::: Information
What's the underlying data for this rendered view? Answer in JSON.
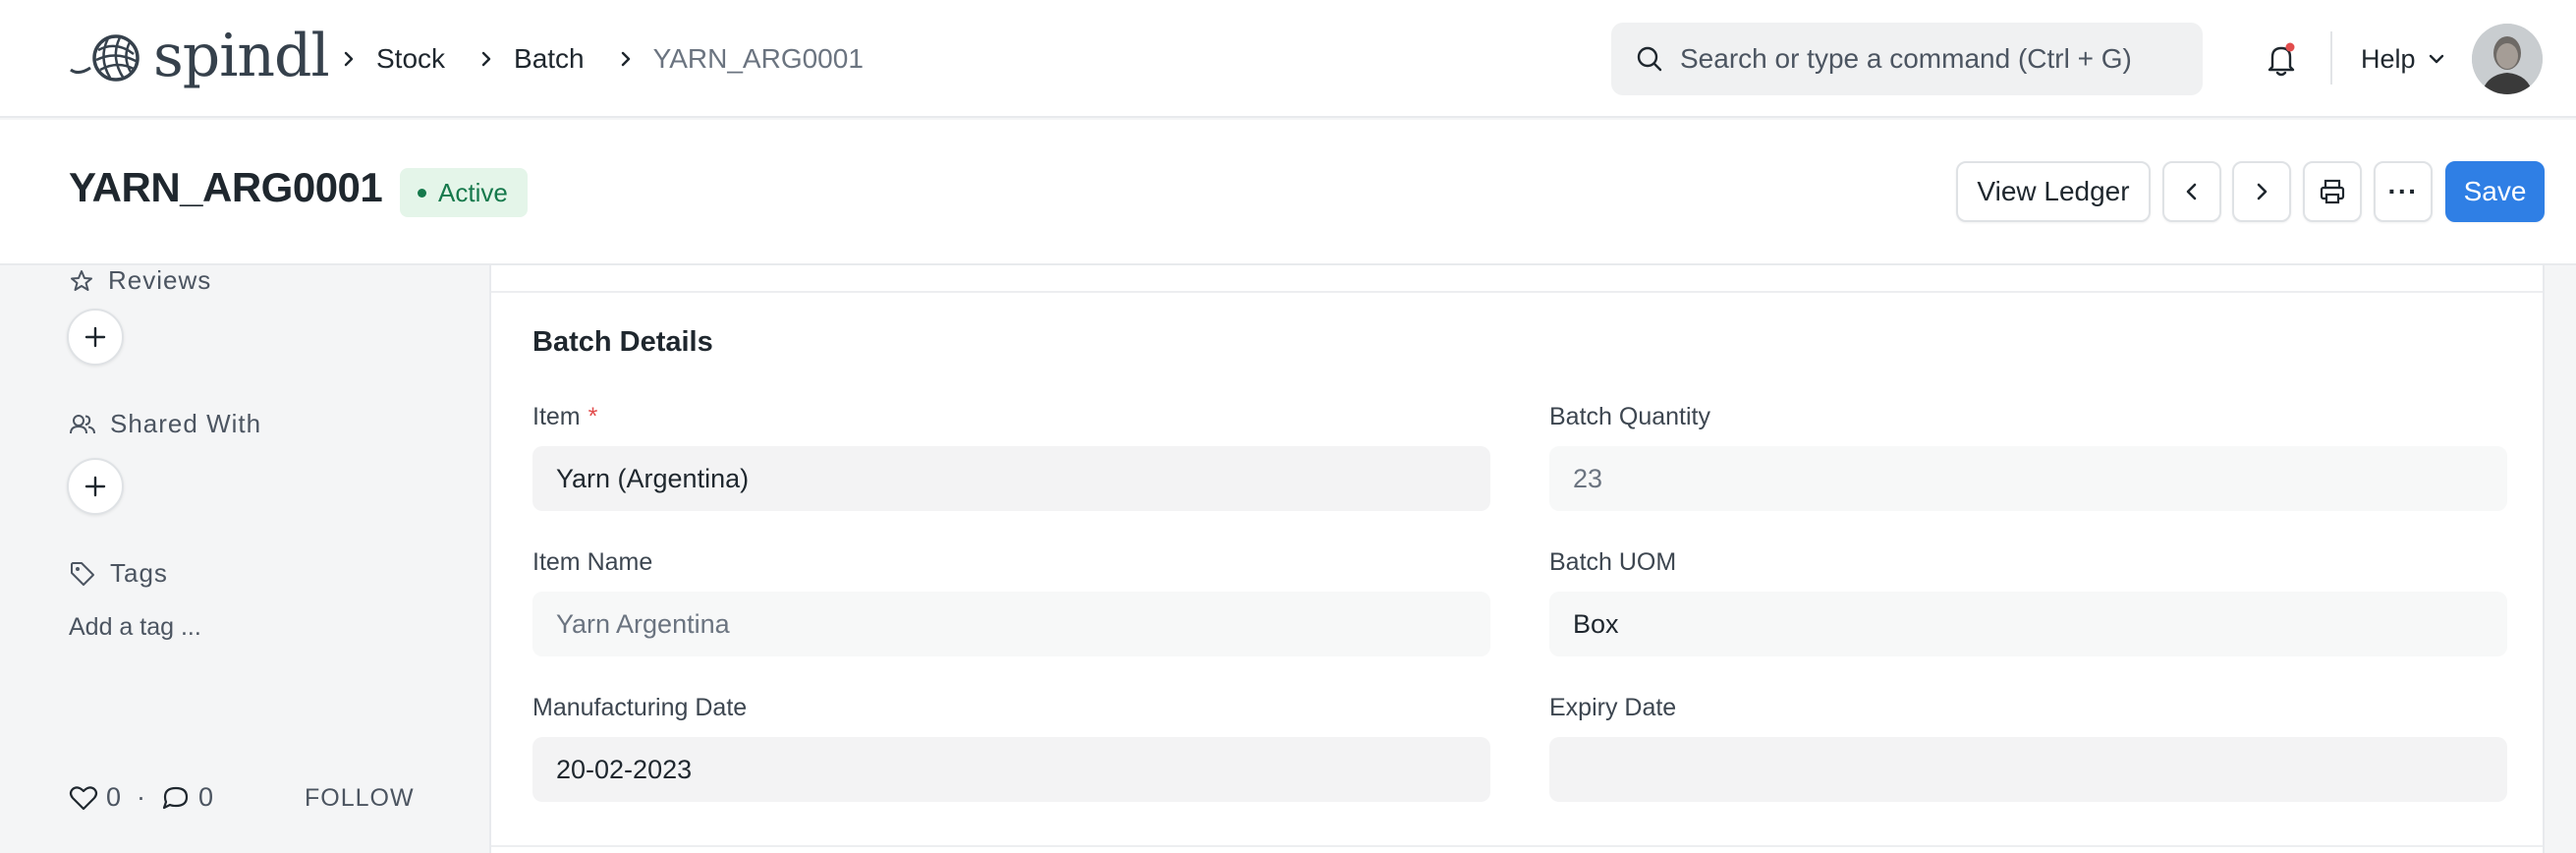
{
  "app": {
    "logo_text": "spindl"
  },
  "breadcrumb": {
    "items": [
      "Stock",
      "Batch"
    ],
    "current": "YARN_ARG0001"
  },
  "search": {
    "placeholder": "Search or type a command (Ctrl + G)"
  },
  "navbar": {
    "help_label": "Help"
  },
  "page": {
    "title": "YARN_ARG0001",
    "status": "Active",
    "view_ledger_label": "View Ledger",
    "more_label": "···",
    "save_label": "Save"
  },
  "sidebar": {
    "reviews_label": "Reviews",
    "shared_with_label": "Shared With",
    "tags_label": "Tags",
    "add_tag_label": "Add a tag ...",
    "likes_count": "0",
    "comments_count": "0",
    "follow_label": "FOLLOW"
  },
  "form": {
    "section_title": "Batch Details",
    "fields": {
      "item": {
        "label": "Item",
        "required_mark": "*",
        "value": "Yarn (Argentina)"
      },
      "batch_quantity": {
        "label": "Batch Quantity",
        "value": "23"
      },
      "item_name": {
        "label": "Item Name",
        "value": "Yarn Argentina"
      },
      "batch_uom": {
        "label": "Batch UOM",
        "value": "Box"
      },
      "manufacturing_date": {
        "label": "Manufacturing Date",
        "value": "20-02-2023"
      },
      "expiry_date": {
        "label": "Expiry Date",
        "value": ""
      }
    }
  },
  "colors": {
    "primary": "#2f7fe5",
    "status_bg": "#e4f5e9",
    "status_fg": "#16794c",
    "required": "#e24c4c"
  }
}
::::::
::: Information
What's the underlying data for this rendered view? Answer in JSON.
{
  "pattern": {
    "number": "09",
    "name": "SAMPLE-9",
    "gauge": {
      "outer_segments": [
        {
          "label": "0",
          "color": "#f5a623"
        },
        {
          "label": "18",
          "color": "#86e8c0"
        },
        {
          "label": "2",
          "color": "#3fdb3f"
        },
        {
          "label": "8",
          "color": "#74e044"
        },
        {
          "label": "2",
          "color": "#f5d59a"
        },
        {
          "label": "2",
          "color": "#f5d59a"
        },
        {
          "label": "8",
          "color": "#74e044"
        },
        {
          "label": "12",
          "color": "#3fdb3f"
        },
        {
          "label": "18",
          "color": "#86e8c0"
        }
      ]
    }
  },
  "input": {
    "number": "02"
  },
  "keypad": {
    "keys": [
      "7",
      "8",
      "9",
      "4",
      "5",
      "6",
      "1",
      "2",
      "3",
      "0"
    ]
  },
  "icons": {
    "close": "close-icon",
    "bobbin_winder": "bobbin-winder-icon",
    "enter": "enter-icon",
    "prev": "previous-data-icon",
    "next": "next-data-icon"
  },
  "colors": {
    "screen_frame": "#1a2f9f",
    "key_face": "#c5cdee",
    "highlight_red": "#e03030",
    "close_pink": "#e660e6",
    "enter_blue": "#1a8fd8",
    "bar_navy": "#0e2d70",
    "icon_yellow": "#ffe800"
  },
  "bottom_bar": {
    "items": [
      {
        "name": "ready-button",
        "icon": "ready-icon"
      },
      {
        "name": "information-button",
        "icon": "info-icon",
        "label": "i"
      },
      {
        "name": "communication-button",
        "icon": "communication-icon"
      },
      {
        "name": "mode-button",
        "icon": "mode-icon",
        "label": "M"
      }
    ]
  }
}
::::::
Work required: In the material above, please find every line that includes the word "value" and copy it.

Output below:
        "value": "Yarn (Argentina)"
        "value": "23"
        "value": "Yarn Argentina"
        "value": "Box"
        "value": "20-02-2023"
        "value": ""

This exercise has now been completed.